▸ **REQUIRED ACTION**: All entries below need to be written out exactly, but without their pictures.

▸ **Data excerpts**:
+-------+

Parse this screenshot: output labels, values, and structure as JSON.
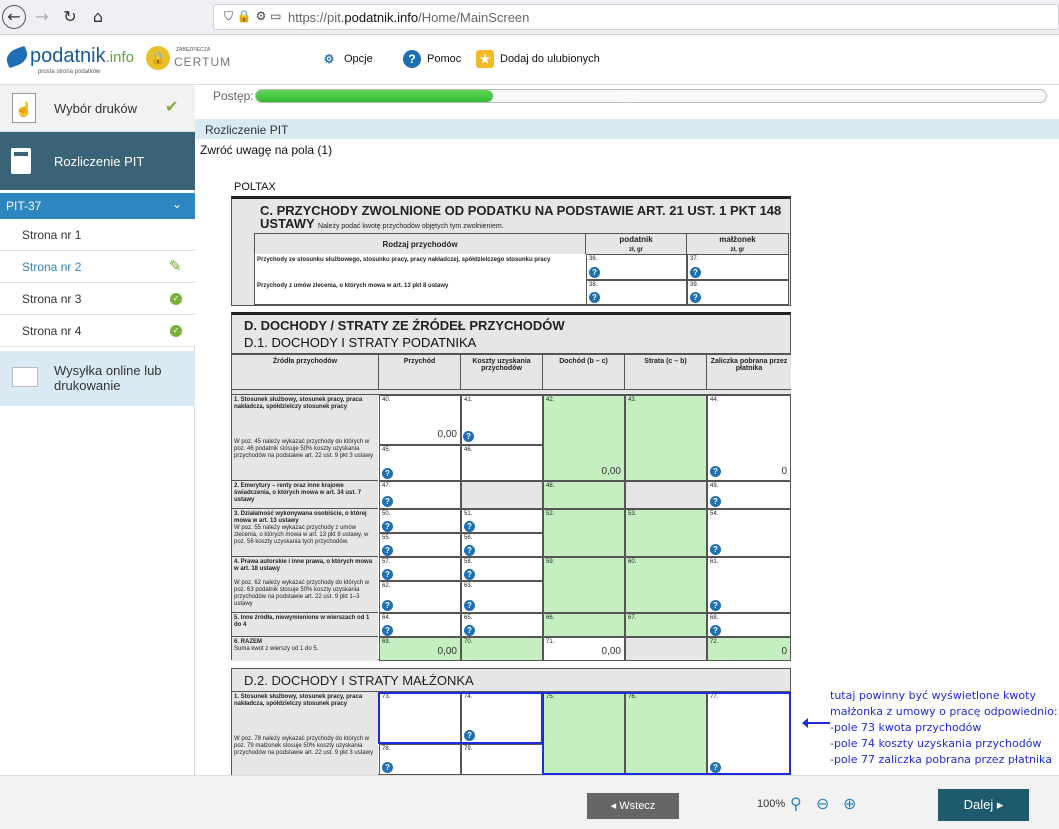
{
  "browser": {
    "url_prefix": "https://pit.",
    "url_domain": "podatnik.info",
    "url_path": "/Home/MainScreen"
  },
  "header": {
    "logo_main": "podatnik",
    "logo_suffix": ".info",
    "logo_sub": "prosta strona podatków",
    "certum_small": "ZABEZPIECZA",
    "certum": "CERTUM",
    "opcje": "Opcje",
    "pomoc": "Pomoc",
    "ulubione": "Dodaj do ulubionych"
  },
  "sidebar": {
    "wybor": "Wybór druków",
    "rozliczenie": "Rozliczenie PIT",
    "pit": "PIT-37",
    "pages": [
      "Strona nr 1",
      "Strona nr 2",
      "Strona nr 3",
      "Strona nr 4"
    ],
    "wysylka": "Wysyłka online lub drukowanie"
  },
  "progress": {
    "label": "Postęp:",
    "value": 0.3,
    "text": "30%"
  },
  "section_title": "Rozliczenie PIT",
  "attention": "Zwróć uwagę na pola (1)",
  "form": {
    "poltax": "POLTAX",
    "c_title": "C. PRZYCHODY ZWOLNIONE OD PODATKU NA PODSTAWIE ART. 21 UST. 1 PKT 148 USTAWY",
    "c_note": "Należy podać kwotę przychodów objętych tym zwolnieniem.",
    "c_h_rodzaj": "Rodzaj przychodów",
    "c_h_podatnik": "podatnik",
    "c_h_malzonek": "małżonek",
    "c_zl": "zł, gr",
    "c_row1": "Przychody ze stosunku służbowego, stosunku pracy, pracy nakładczej, spółdzielczego stosunku pracy",
    "c_row2": "Przychody z umów zlecenia, o których mowa w art. 13 pkt 8 ustawy",
    "d_title": "D. DOCHODY / STRATY ZE ŹRÓDEŁ PRZYCHODÓW",
    "d1_title": "D.1. DOCHODY I STRATY PODATNIKA",
    "d_cols": [
      "Źródła przychodów",
      "Przychód",
      "Koszty uzyskania przychodów",
      "Dochód (b – c)",
      "Strata (c – b)",
      "Zaliczka pobrana przez płatnika"
    ],
    "letters": [
      "a",
      "b",
      "c",
      "d",
      "e",
      "f"
    ],
    "r1": "1. Stosunek służbowy, stosunek pracy, praca nakładcza, spółdzielczy stosunek pracy",
    "r1_note": "W poz. 45 należy wykazać przychody do których w poz. 46 podatnik stosuje 50% koszty uzyskania przychodów na podstawie art. 22 ust. 9 pkt 3 ustawy",
    "r2": "2. Emerytury – renty oraz inne krajowe świadczenia, o których mowa w art. 34 ust. 7 ustawy",
    "r3": "3. Działalność wykonywana osobiście, o której mowa w art. 13 ustawy",
    "r3_note": "W poz. 55 należy wykazać przychody z umów zlecenia, o których mowa w art. 13 pkt 8 ustawy, w poz. 56 koszty uzyskania tych przychodów.",
    "r4": "4. Prawa autorskie i inne prawa, o których mowa w art. 18 ustawy",
    "r4_note": "W poz. 62 należy wykazać przychody do których w poz. 63 podatnik stosuje 50% koszty uzyskania przychodów na podstawie art. 22 ust. 9 pkt 1–3 ustawy",
    "r5": "5. Inne źródła, niewymienione w wierszach od 1 do 4",
    "r6": "6. RAZEM",
    "r6_note": "Suma kwot z wierszy od 1 do 5.",
    "v40": "0,00",
    "v42": "0,00",
    "v44": "0",
    "v69": "0,00",
    "v71": "0,00",
    "v72": "0",
    "d2_title": "D.2. DOCHODY I STRATY MAŁŻONKA",
    "r7": "1. Stosunek służbowy, stosunek pracy, praca nakładcza, spółdzielczy stosunek pracy",
    "r7_note": "W poz. 78 należy wykazać przychody do których w poz. 79 małżonek stosuje 50% koszty uzyskania przychodów na podstawie art. 22 ust. 9 pkt 3 ustawy"
  },
  "note": {
    "line1": "tutaj powinny być wyświetlone kwoty",
    "line2": "małżonka z umowy o pracę odpowiednio:",
    "line3": "-pole 73 kwota przychodów",
    "line4": "-pole 74 koszty uzyskania przychodów",
    "line5": "-pole 77 zaliczka pobrana przez płatnika"
  },
  "footer": {
    "back": "Wstecz",
    "zoom": "100%",
    "next": "Dalej"
  },
  "colors": {
    "accent": "#2e86c1",
    "sidebar_active": "#3a6377",
    "green_field": "#c6efc1",
    "annotation": "#1e2ce0",
    "next_button": "#1d5a6e"
  }
}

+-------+

▸ **FINAL ANSWER**:
Parse this screenshot: output labels, values, and structure as JSON.
{
  "browser": {
    "url_prefix": "https://pit.",
    "url_domain": "podatnik.info",
    "url_path": "/Home/MainScreen"
  },
  "header": {
    "logo_main": "podatnik",
    "logo_suffix": ".info",
    "logo_sub": "prosta strona podatków",
    "certum_small": "ZABEZPIECZA",
    "certum": "CERTUM",
    "opcje": "Opcje",
    "pomoc": "Pomoc",
    "ulubione": "Dodaj do ulubionych"
  },
  "sidebar": {
    "wybor": "Wybór druków",
    "rozliczenie": "Rozliczenie PIT",
    "pit": "PIT-37",
    "pages": [
      "Strona nr 1",
      "Strona nr 2",
      "Strona nr 3",
      "Strona nr 4"
    ],
    "wysylka": "Wysyłka online lub drukowanie"
  },
  "progress": {
    "label": "Postęp:",
    "value": 0.3,
    "text": "30%"
  },
  "section_title": "Rozliczenie PIT",
  "attention": "Zwróć uwagę na pola (1)",
  "form": {
    "poltax": "POLTAX",
    "c_title": "C. PRZYCHODY ZWOLNIONE OD PODATKU NA PODSTAWIE ART. 21 UST. 1 PKT 148 USTAWY",
    "c_note": "Należy podać kwotę przychodów objętych tym zwolnieniem.",
    "c_h_rodzaj": "Rodzaj przychodów",
    "c_h_podatnik": "podatnik",
    "c_h_malzonek": "małżonek",
    "c_zl": "zł, gr",
    "c_row1": "Przychody ze stosunku służbowego, stosunku pracy, pracy nakładczej, spółdzielczego stosunku pracy",
    "c_row2": "Przychody z umów zlecenia, o których mowa w art. 13 pkt 8 ustawy",
    "d_title": "D. DOCHODY / STRATY ZE ŹRÓDEŁ PRZYCHODÓW",
    "d1_title": "D.1. DOCHODY I STRATY PODATNIKA",
    "d_cols": [
      "Źródła przychodów",
      "Przychód",
      "Koszty uzyskania przychodów",
      "Dochód (b – c)",
      "Strata (c – b)",
      "Zaliczka pobrana przez płatnika"
    ],
    "letters": [
      "a",
      "b",
      "c",
      "d",
      "e",
      "f"
    ],
    "r1": "1. Stosunek służbowy, stosunek pracy, praca nakładcza, spółdzielczy stosunek pracy",
    "r1_note": "W poz. 45 należy wykazać przychody do których w poz. 46 podatnik stosuje 50% koszty uzyskania przychodów na podstawie art. 22 ust. 9 pkt 3 ustawy",
    "r2": "2. Emerytury – renty oraz inne krajowe świadczenia, o których mowa w art. 34 ust. 7 ustawy",
    "r3": "3. Działalność wykonywana osobiście, o której mowa w art. 13 ustawy",
    "r3_note": "W poz. 55 należy wykazać przychody z umów zlecenia, o których mowa w art. 13 pkt 8 ustawy, w poz. 56 koszty uzyskania tych przychodów.",
    "r4": "4. Prawa autorskie i inne prawa, o których mowa w art. 18 ustawy",
    "r4_note": "W poz. 62 należy wykazać przychody do których w poz. 63 podatnik stosuje 50% koszty uzyskania przychodów na podstawie art. 22 ust. 9 pkt 1–3 ustawy",
    "r5": "5. Inne źródła, niewymienione w wierszach od 1 do 4",
    "r6": "6. RAZEM",
    "r6_note": "Suma kwot z wierszy od 1 do 5.",
    "v40": "0,00",
    "v42": "0,00",
    "v44": "0",
    "v69": "0,00",
    "v71": "0,00",
    "v72": "0",
    "d2_title": "D.2. DOCHODY I STRATY MAŁŻONKA",
    "r7": "1. Stosunek służbowy, stosunek pracy, praca nakładcza, spółdzielczy stosunek pracy",
    "r7_note": "W poz. 78 należy wykazać przychody do których w poz. 79 małżonek stosuje 50% koszty uzyskania przychodów na podstawie art. 22 ust. 9 pkt 3 ustawy"
  },
  "note": {
    "line1": "tutaj powinny być wyświetlone kwoty",
    "line2": "małżonka z umowy o pracę odpowiednio:",
    "line3": "-pole 73 kwota przychodów",
    "line4": "-pole 74 koszty uzyskania przychodów",
    "line5": "-pole 77 zaliczka pobrana przez płatnika"
  },
  "footer": {
    "back": "Wstecz",
    "zoom": "100%",
    "next": "Dalej"
  },
  "colors": {
    "accent": "#2e86c1",
    "sidebar_active": "#3a6377",
    "green_field": "#c6efc1",
    "annotation": "#1e2ce0",
    "next_button": "#1d5a6e"
  }
}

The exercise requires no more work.